Tuesday, January 10, 2012

Goodbye Norway Maple

Red Trillium
 (photo courtesy of Wildflower.org)
When we first moved to this property thirteen years ago we had a local nursery do the landscaping.  Being a traditional gardener, I always used the pretty ornamental plants sold in the nurseries.  I certainly wasn't aware there were such things as native plants; yet alone their benefits.  Walking through the yard with the landscape designer, we ended up in the shady, south side of the property.  There were lots of leaves and tons of small maple seedlings growing everywhere.  The designer suggested we pull up the maple seedlings and see what came up naturally.  So my wife and I spent several hours over a couple of weekends clearing the area of the ubiquitous seedlings.  Looking back, I realize her livelihood was selling hybridized, nursery plants and yet she was encouraging us to see what was natural in our side yard.  So the summer goes by, followed by fall and winter as is usually does.  One late spring day, I was walking through the "south side" and noticed a different plant I had only seen in magazines.  "Hey, I think this is a Trillium."  I only knew that they were fairly expensive.  I had no idea it was a native plant.  Over the years since then I've kept a small wire guard around this plant to prevent my mower from destroying it.  This spring I'll get a good picture and see what I can do to get it to spread.

Now thirteen years later after I'd tried to mold this area to my will with exotic plants and grass, I became aware of native plants.  Of course, now I don't even want grass at all.  But I've come to realize the reason nothing grew there was that Norway Maples release platanoides, chemicals that prevent undergrowth.  They won't let other plants grow near them.  This is a Norway Maple and I don't want it.  First, it's not a native tree,  Secondly, it's invasive.  Fortunately its invasive nature is becoming more widely acknowledged.   Both New Hampshire and Massachusetts have banned its sale.   Meijer Garden Centers no longer sells it due to this characteristic.  I now know why to this day I'm constantly pulling maple seedlings from all over the yard.  For years, this tree species was one of the most popular shade trees sold in America.    And with my new found respect for ecology, this tree had to go.  This one is down and two more I discovered have to go.   So....anyone want firewood?

4 comments:

Tanya M said...

I didn't think about trees being invasive especially a maple....very interesting.

the Native Plant Neophyte said...

Tanya M - I was pretty disappointed too when I found this out. I planted a Black Cherry sapling today where the large Norway Maple grew. Last year I found out that Europeans took our Black Cherry tree home where it became invasive in their environment. I never thought about our plants being invasive elsewhere.

Heather@RestoringTheLandscape.com said...

Good for you taking the bold step of cutting down a mature tree. We had a couple of 'Crimson King' Norway Maples in our yard when we moved in. They're now gone but I still find seedlings. (Norways have milky sap if you break a leaf off and check the end of the leaf stem). I find this really helpful since I have red maples too.

the Native Plant Neophyte said...

Thanks Heather.

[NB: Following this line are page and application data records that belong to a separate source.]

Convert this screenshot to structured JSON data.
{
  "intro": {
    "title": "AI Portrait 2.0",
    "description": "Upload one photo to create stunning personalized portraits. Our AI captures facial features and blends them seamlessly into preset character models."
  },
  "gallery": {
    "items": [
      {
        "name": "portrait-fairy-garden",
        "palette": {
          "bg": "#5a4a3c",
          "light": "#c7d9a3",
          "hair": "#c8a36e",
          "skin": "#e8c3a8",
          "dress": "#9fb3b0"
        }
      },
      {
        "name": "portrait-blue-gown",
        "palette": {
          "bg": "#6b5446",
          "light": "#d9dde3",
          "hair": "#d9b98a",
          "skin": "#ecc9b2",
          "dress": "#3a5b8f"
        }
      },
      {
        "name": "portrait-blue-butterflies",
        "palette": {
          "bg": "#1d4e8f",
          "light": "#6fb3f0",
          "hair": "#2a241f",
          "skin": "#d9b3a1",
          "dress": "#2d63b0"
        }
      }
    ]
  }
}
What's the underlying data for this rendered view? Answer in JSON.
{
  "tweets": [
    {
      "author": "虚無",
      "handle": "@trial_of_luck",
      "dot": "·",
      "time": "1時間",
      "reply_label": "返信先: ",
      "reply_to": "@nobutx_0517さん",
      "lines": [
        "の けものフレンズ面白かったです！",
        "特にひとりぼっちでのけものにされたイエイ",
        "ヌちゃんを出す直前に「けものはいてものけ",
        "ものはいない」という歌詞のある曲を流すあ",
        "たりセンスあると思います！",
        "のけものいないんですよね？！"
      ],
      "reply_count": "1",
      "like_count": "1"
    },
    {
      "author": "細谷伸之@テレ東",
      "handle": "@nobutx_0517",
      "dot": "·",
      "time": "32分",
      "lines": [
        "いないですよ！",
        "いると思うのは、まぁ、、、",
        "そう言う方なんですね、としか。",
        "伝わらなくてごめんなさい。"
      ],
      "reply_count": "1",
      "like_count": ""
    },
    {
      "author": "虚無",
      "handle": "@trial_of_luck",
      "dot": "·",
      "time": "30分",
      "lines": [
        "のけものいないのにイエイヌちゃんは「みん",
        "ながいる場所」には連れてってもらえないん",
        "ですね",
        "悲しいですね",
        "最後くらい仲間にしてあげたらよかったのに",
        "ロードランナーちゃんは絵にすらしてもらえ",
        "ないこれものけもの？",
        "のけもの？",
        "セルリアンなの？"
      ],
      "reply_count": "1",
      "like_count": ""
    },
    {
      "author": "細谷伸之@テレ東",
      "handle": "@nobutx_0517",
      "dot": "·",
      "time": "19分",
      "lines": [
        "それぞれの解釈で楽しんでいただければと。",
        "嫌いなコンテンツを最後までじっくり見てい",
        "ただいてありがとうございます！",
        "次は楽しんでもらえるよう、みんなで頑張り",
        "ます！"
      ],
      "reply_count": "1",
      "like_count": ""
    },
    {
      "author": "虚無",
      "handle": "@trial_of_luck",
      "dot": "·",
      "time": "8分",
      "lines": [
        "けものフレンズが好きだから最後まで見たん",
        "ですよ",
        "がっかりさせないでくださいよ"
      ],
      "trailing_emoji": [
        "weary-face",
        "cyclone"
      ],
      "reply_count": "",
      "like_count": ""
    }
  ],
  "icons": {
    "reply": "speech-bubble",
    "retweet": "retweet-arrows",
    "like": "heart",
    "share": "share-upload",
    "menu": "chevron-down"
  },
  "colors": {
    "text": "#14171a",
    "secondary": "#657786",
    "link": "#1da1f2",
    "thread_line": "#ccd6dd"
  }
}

I must say it was tough taking a down a tree that took more than 25 years to grow. But in the end it does feel good. Now for the replacements to take hold and grow mighty. That milky sap id trick has been real handy. But now I find I'm pulling a lot of leaves off young saplings to find whether they are the good or "bad" maples. I guess I should mark the keepers.